╔══
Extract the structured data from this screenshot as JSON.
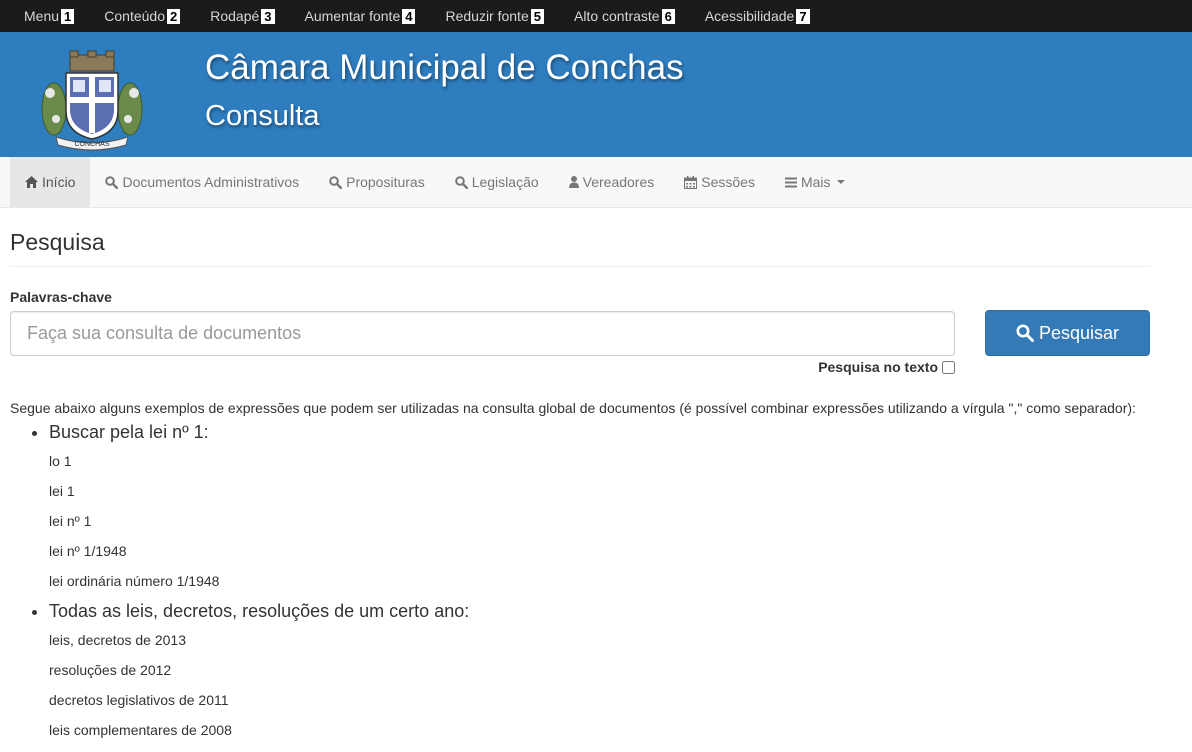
{
  "accessibility_bar": [
    {
      "label": "Menu",
      "key": "1"
    },
    {
      "label": "Conteúdo",
      "key": "2"
    },
    {
      "label": "Rodapé",
      "key": "3"
    },
    {
      "label": "Aumentar fonte",
      "key": "4"
    },
    {
      "label": "Reduzir fonte",
      "key": "5"
    },
    {
      "label": "Alto contraste",
      "key": "6"
    },
    {
      "label": "Acessibilidade",
      "key": "7"
    }
  ],
  "header": {
    "title": "Câmara Municipal de Conchas",
    "subtitle": "Consulta",
    "logo_text": "CONCHAS"
  },
  "nav": [
    {
      "label": "Início",
      "icon": "home-icon"
    },
    {
      "label": "Documentos Administrativos",
      "icon": "search-icon"
    },
    {
      "label": "Proposituras",
      "icon": "search-icon"
    },
    {
      "label": "Legislação",
      "icon": "search-icon"
    },
    {
      "label": "Vereadores",
      "icon": "user-icon"
    },
    {
      "label": "Sessões",
      "icon": "calendar-icon"
    },
    {
      "label": "Mais",
      "icon": "menu-icon"
    }
  ],
  "page": {
    "title": "Pesquisa",
    "keywords_label": "Palavras-chave",
    "search_placeholder": "Faça sua consulta de documentos",
    "search_button": "Pesquisar",
    "search_in_text_label": "Pesquisa no texto",
    "intro": "Segue abaixo alguns exemplos de expressões que podem ser utilizadas na consulta global de documentos (é possível combinar expressões utilizando a vírgula \",\" como separador):"
  },
  "examples": [
    {
      "heading": "Buscar pela lei nº 1:",
      "items": [
        "lo 1",
        "lei 1",
        "lei nº 1",
        "lei nº 1/1948",
        "lei ordinária número 1/1948"
      ]
    },
    {
      "heading": "Todas as leis, decretos, resoluções de um certo ano:",
      "items": [
        "leis, decretos de 2013",
        "resoluções de 2012",
        "decretos legislativos de 2011",
        "leis complementares de 2008"
      ]
    }
  ],
  "colors": {
    "accent": "#2e7dbf",
    "button": "#337ab7",
    "top_bar": "#1b1b1b"
  }
}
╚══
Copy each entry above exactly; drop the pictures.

**Your response**
Extract the structured data from this screenshot as JSON.
{
  "accessibility_bar": [
    {
      "label": "Menu",
      "key": "1"
    },
    {
      "label": "Conteúdo",
      "key": "2"
    },
    {
      "label": "Rodapé",
      "key": "3"
    },
    {
      "label": "Aumentar fonte",
      "key": "4"
    },
    {
      "label": "Reduzir fonte",
      "key": "5"
    },
    {
      "label": "Alto contraste",
      "key": "6"
    },
    {
      "label": "Acessibilidade",
      "key": "7"
    }
  ],
  "header": {
    "title": "Câmara Municipal de Conchas",
    "subtitle": "Consulta",
    "logo_text": "CONCHAS"
  },
  "nav": [
    {
      "label": "Início",
      "icon": "home-icon"
    },
    {
      "label": "Documentos Administrativos",
      "icon": "search-icon"
    },
    {
      "label": "Proposituras",
      "icon": "search-icon"
    },
    {
      "label": "Legislação",
      "icon": "search-icon"
    },
    {
      "label": "Vereadores",
      "icon": "user-icon"
    },
    {
      "label": "Sessões",
      "icon": "calendar-icon"
    },
    {
      "label": "Mais",
      "icon": "menu-icon"
    }
  ],
  "page": {
    "title": "Pesquisa",
    "keywords_label": "Palavras-chave",
    "search_placeholder": "Faça sua consulta de documentos",
    "search_button": "Pesquisar",
    "search_in_text_label": "Pesquisa no texto",
    "intro": "Segue abaixo alguns exemplos de expressões que podem ser utilizadas na consulta global de documentos (é possível combinar expressões utilizando a vírgula \",\" como separador):"
  },
  "examples": [
    {
      "heading": "Buscar pela lei nº 1:",
      "items": [
        "lo 1",
        "lei 1",
        "lei nº 1",
        "lei nº 1/1948",
        "lei ordinária número 1/1948"
      ]
    },
    {
      "heading": "Todas as leis, decretos, resoluções de um certo ano:",
      "items": [
        "leis, decretos de 2013",
        "resoluções de 2012",
        "decretos legislativos de 2011",
        "leis complementares de 2008"
      ]
    }
  ],
  "colors": {
    "accent": "#2e7dbf",
    "button": "#337ab7",
    "top_bar": "#1b1b1b"
  }
}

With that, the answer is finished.